Summer, however, was a time to play, to do stuff and to get out and find things to do.
This summer really highlights how things seem to have changed, at least with my kids. Now if I don’t come up with things for us to do, they seem to sink into sloth, expecting me to entertain them, engage them or at least let them spend (read “waste”) hours and hours on computer, video and even iPhone games.
By mutual consent, my ex and I are not enthused about our children being too absorbed in the world of digital media, whether it be a movie, video games or related. In fact, they’ve long since had their Nintendo DS units confiscated and put away after they were sneaking them under their pillows and playing for hours late at night instead of sleeping. Not a huge problem, except lack of sleep = cranky = tougher time for us parents.
During the school year we’re much more strict about no video games, no movies, no computer time, etc, partially because that’s an expectation set by our children being at a Waldorf school and partially because we really want them to focus on their studies and healthier and more creative outlets.
Summertime has expanded their horizons: Linda and I both have Nintendo Wii devices (which are amazingly fun and cool) but she finds that they’re more difficult with her after they’ve played so she’s just shut hers down completely. I have an agreement with the kids that they earn an hour/week of Wii time by doing chores and being cooperative, and that’s been working really well, to my relief. Heck, I enjoy watching them play too!
Movies are definitely showing up too, and in fact A-, 12, and G-, 9, have now both as of the last week made it into a movie theater and seen their first movie: Ice Age: Dawn of the Dinosaurs, which they both enjoyed a great deal (read my review here: Review: “Ice Age 3: Dawn of the Dinosaurs”).
What’s puzzling me, and what makes me wonder if it’s just the result of us going from one household to two, is that when we’re not playing video games or watching movies or similar, my kids seem to have lost the desire to meet up with their buddies and do stuff that doesn’t involve Mom or Dad being the social director.
Of course, there are summer camps. Holy cow, there are summer camps. From specific sports to specific hobbies to just about everything else I can imagine, there are more ways to spend our money during the summer having the kids occupied than I could ever have imagined. But, man, is it expensive with three of ’em to enroll.

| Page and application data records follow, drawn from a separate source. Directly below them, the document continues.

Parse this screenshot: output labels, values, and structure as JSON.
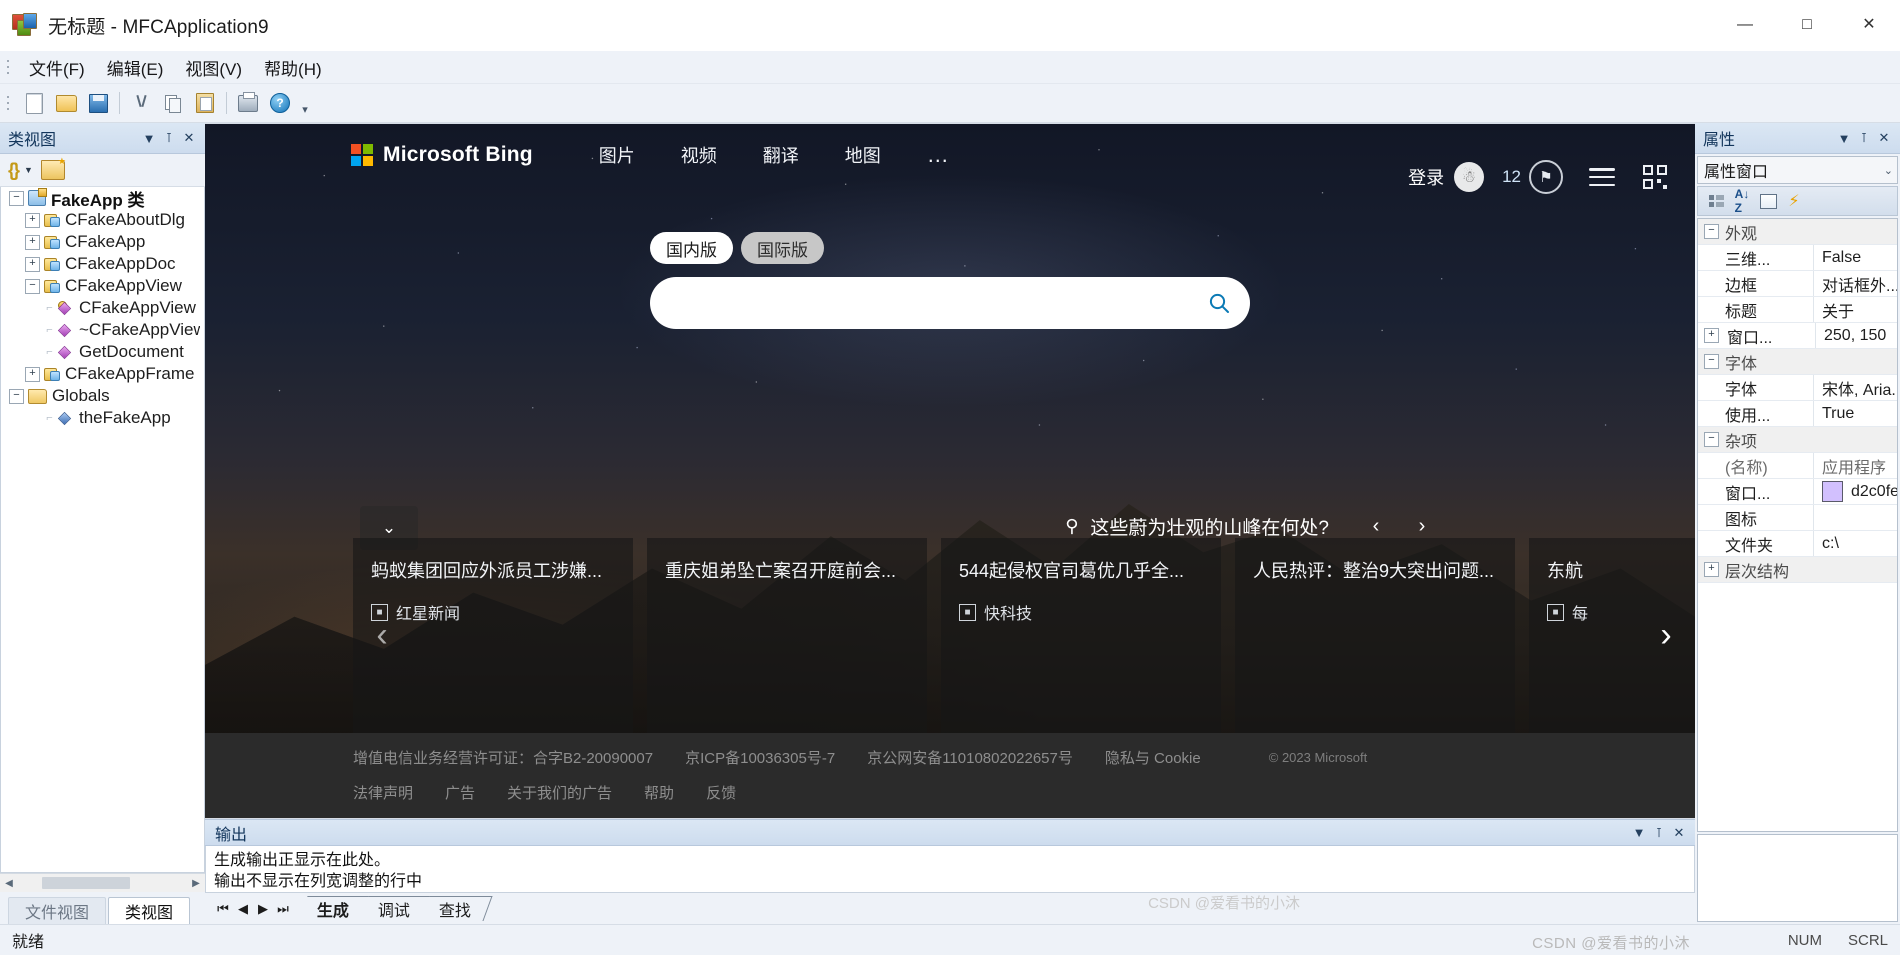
{
  "window": {
    "title": "无标题 - MFCApplication9",
    "app_icon": "mfc-app-icon",
    "minimize": "—",
    "maximize": "□",
    "close": "✕"
  },
  "menubar": {
    "items": [
      {
        "label": "文件(F)",
        "name": "menu-file"
      },
      {
        "label": "编辑(E)",
        "name": "menu-edit"
      },
      {
        "label": "视图(V)",
        "name": "menu-view"
      },
      {
        "label": "帮助(H)",
        "name": "menu-help"
      }
    ]
  },
  "toolbar": {
    "buttons": [
      "new-document-icon",
      "open-folder-icon",
      "save-icon",
      "cut-icon",
      "copy-icon",
      "paste-icon",
      "print-icon",
      "help-icon"
    ],
    "overflow": "▾"
  },
  "class_view": {
    "header_title": "类视图",
    "header_buttons": [
      "dropdown-icon",
      "pin-icon",
      "close-icon"
    ],
    "toolbar": {
      "braces": "{}",
      "caret": "▾",
      "new_folder": "new-folder-icon"
    },
    "tree": [
      {
        "indent": 0,
        "expander": "−",
        "icon": "project-icon",
        "label": "FakeApp 类",
        "bold": true
      },
      {
        "indent": 1,
        "expander": "+",
        "icon": "class-icon",
        "label": "CFakeAboutDlg"
      },
      {
        "indent": 1,
        "expander": "+",
        "icon": "class-icon",
        "label": "CFakeApp"
      },
      {
        "indent": 1,
        "expander": "+",
        "icon": "class-icon",
        "label": "CFakeAppDoc"
      },
      {
        "indent": 1,
        "expander": "−",
        "icon": "class-icon",
        "label": "CFakeAppView"
      },
      {
        "indent": 2,
        "expander": "",
        "icon": "member-key-icon",
        "label": "CFakeAppView"
      },
      {
        "indent": 2,
        "expander": "",
        "icon": "member-icon",
        "label": "~CFakeAppView"
      },
      {
        "indent": 2,
        "expander": "",
        "icon": "member-icon",
        "label": "GetDocument"
      },
      {
        "indent": 1,
        "expander": "+",
        "icon": "class-icon",
        "label": "CFakeAppFrame"
      },
      {
        "indent": 0,
        "expander": "−",
        "icon": "folder-icon",
        "label": "Globals"
      },
      {
        "indent": 1,
        "expander": "",
        "icon": "member-blue-icon",
        "label": "theFakeApp"
      }
    ],
    "tabs": [
      {
        "label": "文件视图",
        "active": false
      },
      {
        "label": "类视图",
        "active": true
      }
    ]
  },
  "bing": {
    "logo_text": "Microsoft Bing",
    "nav_links": [
      "图片",
      "视频",
      "翻译",
      "地图"
    ],
    "more_dots": "…",
    "sign_in": "登录",
    "rewards_count": "12",
    "market_tabs": [
      {
        "label": "国内版",
        "active": true
      },
      {
        "label": "国际版",
        "active": false
      }
    ],
    "search_value": "",
    "search_placeholder": "",
    "scroll_down": "⌄",
    "image_caption": "这些蔚为壮观的山峰在何处?",
    "caption_prev": "‹",
    "caption_next": "›",
    "cards_prev": "‹",
    "cards_next": "›",
    "news_cards": [
      {
        "title": "蚂蚁集团回应外派员工涉嫌...",
        "source": "红星新闻"
      },
      {
        "title": "重庆姐弟坠亡案召开庭前会...",
        "source": ""
      },
      {
        "title": "544起侵权官司葛优几乎全...",
        "source": "快科技"
      },
      {
        "title": "人民热评：整治9大突出问题...",
        "source": ""
      },
      {
        "title": "东航",
        "source": "每"
      }
    ],
    "footer_row1": [
      "增值电信业务经营许可证：合字B2-20090007",
      "京ICP备10036305号-7",
      "京公网安备11010802022657号",
      "隐私与 Cookie"
    ],
    "footer_row2": [
      "法律声明",
      "广告",
      "关于我们的广告",
      "帮助",
      "反馈"
    ],
    "copyright": "© 2023 Microsoft"
  },
  "output": {
    "header_title": "输出",
    "header_buttons": [
      "dropdown-icon",
      "pin-icon",
      "close-icon"
    ],
    "lines": [
      "生成输出正显示在此处。",
      "输出不显示在列宽调整的行中"
    ],
    "nav_arrows": [
      "⏮",
      "◀",
      "▶",
      "⏭"
    ],
    "tabs": [
      {
        "label": "生成",
        "active": true
      },
      {
        "label": "调试",
        "active": false
      },
      {
        "label": "查找",
        "active": false
      }
    ]
  },
  "properties": {
    "header_title": "属性",
    "header_buttons": [
      "dropdown-icon",
      "pin-icon",
      "close-icon"
    ],
    "combo_value": "属性窗口",
    "combo_caret": "⌄",
    "toolbar": [
      "categorized-icon",
      "alphabetical-icon",
      "properties-page-icon",
      "events-icon"
    ],
    "rows": [
      {
        "kind": "category",
        "expander": "−",
        "name": "外观",
        "value": ""
      },
      {
        "kind": "prop",
        "expander": "",
        "name": "三维...",
        "value": "False"
      },
      {
        "kind": "prop",
        "expander": "",
        "name": "边框",
        "value": "对话框外..."
      },
      {
        "kind": "prop",
        "expander": "",
        "name": "标题",
        "value": "关于"
      },
      {
        "kind": "prop",
        "expander": "+",
        "name": "窗口...",
        "value": "250, 150"
      },
      {
        "kind": "category",
        "expander": "−",
        "name": "字体",
        "value": ""
      },
      {
        "kind": "prop",
        "expander": "",
        "name": "字体",
        "value": "宋体, Aria..."
      },
      {
        "kind": "prop",
        "expander": "",
        "name": "使用...",
        "value": "True"
      },
      {
        "kind": "category",
        "expander": "−",
        "name": "杂项",
        "value": ""
      },
      {
        "kind": "prop",
        "expander": "",
        "name": "(名称)",
        "value": "应用程序",
        "dim": true
      },
      {
        "kind": "prop",
        "expander": "",
        "name": "窗口...",
        "value": "d2c0fe",
        "swatch": "#d2c0fe"
      },
      {
        "kind": "prop",
        "expander": "",
        "name": "图标",
        "value": ""
      },
      {
        "kind": "prop",
        "expander": "",
        "name": "文件夹",
        "value": "c:\\"
      },
      {
        "kind": "category",
        "expander": "+",
        "name": "层次结构",
        "value": ""
      }
    ]
  },
  "statusbar": {
    "text": "就绪",
    "indicators": [
      "NUM",
      "SCRL"
    ]
  },
  "watermarks": {
    "bottom": "CSDN @爱看书的小沐",
    "mid": "CSDN @爱看书的小沐"
  },
  "colors": {
    "accent": "#cddcee",
    "bing_dark": "#2b2b2b",
    "prop_swatch": "#d2c0fe"
  }
}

I never had this issue as a kid as far as I can recall.
So what’s the story? Are you finding your kids are less likely to meet up with friends on a frequent basis, and if so, what’s your theory about why that’s happening?
Me? I’m just trying not to go batty this summer!